Farm succession can tear a family apart. Here is how to avoid that.
It is all about avoiding surprises. And you do that by dealing with it during your lifetime.
This is one piece of advice with many more to come from Scott Patterson of Alternate Strategies in this episode.
Here is what we learned but please listen in as Scott explains all this much better than we ever could.
To listen while you drive, walk or work, just access the episode through a free podcast app on your mobile phone.
1 – Legal entity
Most mum and dad farms in Australia run as partnerships, while larger farms run through multi-layered trust and company structures.
It makes sense to separate land ownership from the farm operations and hold each in a separate entity for asset protection as well as tax.

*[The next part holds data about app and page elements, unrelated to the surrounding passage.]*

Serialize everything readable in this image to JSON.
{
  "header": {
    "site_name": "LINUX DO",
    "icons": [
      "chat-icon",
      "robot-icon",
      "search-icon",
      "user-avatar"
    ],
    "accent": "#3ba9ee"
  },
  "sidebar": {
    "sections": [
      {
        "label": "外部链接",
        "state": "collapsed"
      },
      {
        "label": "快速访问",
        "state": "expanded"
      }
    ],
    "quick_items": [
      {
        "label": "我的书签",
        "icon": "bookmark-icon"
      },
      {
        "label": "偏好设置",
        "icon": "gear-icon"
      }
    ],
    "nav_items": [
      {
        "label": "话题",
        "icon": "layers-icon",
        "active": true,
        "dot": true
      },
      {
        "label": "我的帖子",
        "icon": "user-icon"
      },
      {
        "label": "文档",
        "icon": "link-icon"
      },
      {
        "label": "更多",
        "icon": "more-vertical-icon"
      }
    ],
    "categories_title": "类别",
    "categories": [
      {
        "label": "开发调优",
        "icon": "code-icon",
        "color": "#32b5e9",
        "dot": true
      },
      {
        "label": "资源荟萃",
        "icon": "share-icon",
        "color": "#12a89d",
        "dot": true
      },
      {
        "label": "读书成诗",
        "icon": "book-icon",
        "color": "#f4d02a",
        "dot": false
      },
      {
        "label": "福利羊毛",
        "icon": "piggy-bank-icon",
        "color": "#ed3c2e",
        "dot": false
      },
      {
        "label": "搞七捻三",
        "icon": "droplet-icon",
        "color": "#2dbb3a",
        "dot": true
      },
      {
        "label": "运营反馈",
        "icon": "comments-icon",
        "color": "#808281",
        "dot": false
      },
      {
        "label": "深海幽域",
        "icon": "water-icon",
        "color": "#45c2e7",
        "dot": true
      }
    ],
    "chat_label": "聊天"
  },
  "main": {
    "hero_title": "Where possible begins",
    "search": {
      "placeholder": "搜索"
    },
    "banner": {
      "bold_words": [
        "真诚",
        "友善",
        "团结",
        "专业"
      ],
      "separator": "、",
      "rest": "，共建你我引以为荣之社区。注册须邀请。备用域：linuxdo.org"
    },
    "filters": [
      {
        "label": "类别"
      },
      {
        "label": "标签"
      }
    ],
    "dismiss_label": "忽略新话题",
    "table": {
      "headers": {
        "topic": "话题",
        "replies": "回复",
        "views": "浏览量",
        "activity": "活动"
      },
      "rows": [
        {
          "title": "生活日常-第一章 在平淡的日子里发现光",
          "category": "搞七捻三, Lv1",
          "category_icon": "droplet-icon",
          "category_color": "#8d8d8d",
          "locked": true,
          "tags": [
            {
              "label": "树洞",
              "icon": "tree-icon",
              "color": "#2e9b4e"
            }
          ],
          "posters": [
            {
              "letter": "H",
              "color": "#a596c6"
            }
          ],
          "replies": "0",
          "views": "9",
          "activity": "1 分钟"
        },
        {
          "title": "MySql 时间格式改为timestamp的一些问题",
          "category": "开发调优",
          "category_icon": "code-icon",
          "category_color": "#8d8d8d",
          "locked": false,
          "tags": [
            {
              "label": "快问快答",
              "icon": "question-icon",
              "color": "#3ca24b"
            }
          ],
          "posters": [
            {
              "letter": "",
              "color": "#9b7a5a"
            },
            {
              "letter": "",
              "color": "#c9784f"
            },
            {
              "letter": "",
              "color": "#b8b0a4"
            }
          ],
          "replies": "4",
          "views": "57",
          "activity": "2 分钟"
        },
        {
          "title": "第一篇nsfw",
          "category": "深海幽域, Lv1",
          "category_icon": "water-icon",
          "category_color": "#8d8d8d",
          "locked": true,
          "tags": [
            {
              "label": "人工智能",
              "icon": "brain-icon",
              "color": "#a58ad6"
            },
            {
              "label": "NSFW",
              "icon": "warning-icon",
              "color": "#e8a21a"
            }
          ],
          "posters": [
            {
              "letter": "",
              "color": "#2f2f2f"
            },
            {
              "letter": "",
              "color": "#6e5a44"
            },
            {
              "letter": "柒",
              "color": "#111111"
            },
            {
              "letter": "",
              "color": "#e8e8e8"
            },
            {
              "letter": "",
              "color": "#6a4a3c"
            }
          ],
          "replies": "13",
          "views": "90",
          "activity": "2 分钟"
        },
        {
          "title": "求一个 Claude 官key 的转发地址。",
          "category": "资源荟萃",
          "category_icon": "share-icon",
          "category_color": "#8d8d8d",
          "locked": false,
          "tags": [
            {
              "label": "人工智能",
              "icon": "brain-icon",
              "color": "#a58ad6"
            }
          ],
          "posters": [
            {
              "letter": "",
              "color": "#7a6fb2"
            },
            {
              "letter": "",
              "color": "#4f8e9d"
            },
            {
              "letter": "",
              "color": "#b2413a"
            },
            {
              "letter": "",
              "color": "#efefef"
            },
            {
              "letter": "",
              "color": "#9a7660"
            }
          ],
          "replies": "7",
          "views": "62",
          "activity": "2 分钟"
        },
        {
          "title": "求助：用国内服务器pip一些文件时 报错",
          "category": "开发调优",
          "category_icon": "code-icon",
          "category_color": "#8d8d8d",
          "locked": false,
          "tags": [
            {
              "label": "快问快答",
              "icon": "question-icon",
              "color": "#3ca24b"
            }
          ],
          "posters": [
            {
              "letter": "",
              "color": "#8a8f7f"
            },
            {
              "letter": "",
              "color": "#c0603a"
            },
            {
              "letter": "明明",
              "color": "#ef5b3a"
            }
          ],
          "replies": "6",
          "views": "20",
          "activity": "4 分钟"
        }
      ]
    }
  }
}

2 – Succession
Succession is the transition of a business asset from one generation to the next, not necessarily within family. So any transfer – including sale – to a family member or third party counts as succession.
3 – Conflict
How smooth a succession goes depends on planning and communication. If all cards are on the table during the life time of the current owners and everybody knows what is going to happen, then you tend to have less conflict.
But if your will includes big surprises, then conflict is certain.
4 – Options
In the old days succession was straight forward. The farm went to the first-born son upon death of his father. Now there are many options. You might
- Transfer land and business in one go OR transfer at different times.
- Deal with it now OR let your estate deal with it.
- Sell now OR Sell Later and Lease now.
- Bequeath the farm in your will OR leave it open what happens.
- Sell to a 3rd party OR sell to a family member.
- Bequeath the farm to one child in your will OR all your children.
- Sell to a child OR gift the farm to that child.
Each of these options has CGT, stamp duty and tax consequences. And the potential for family conflict if not managed well.
5 – First Born Son
It used to be that the first born son gets it all. But that is no longer the case. Now it is about which of the children wants to stay on the land.
6 – Small Business CGT Concessions
Most family owned farms pass to the next generation CGT free thanks to the 15-year exemption and other small business CGT concessions. Because if the farm exceeds $6m and hence fails the maximum net asset value test, then the turnover over the past three years will probably be less than $2m and hence the turnover test.
Just probably. Turnover tends to fluctuate on a farm.
There is a lot more we discussed in this episode, but this is a first snap shot.
Disclaimer: Tax Talks does not provide financial or tax advice. All information on Tax Talks is of a general nature only and might no longer be up to date or correct. You should seek professional accredited tax and financial advice when considering whether the information is suitable to your or your client’s circumstances.
Last Updated on 17 August 2021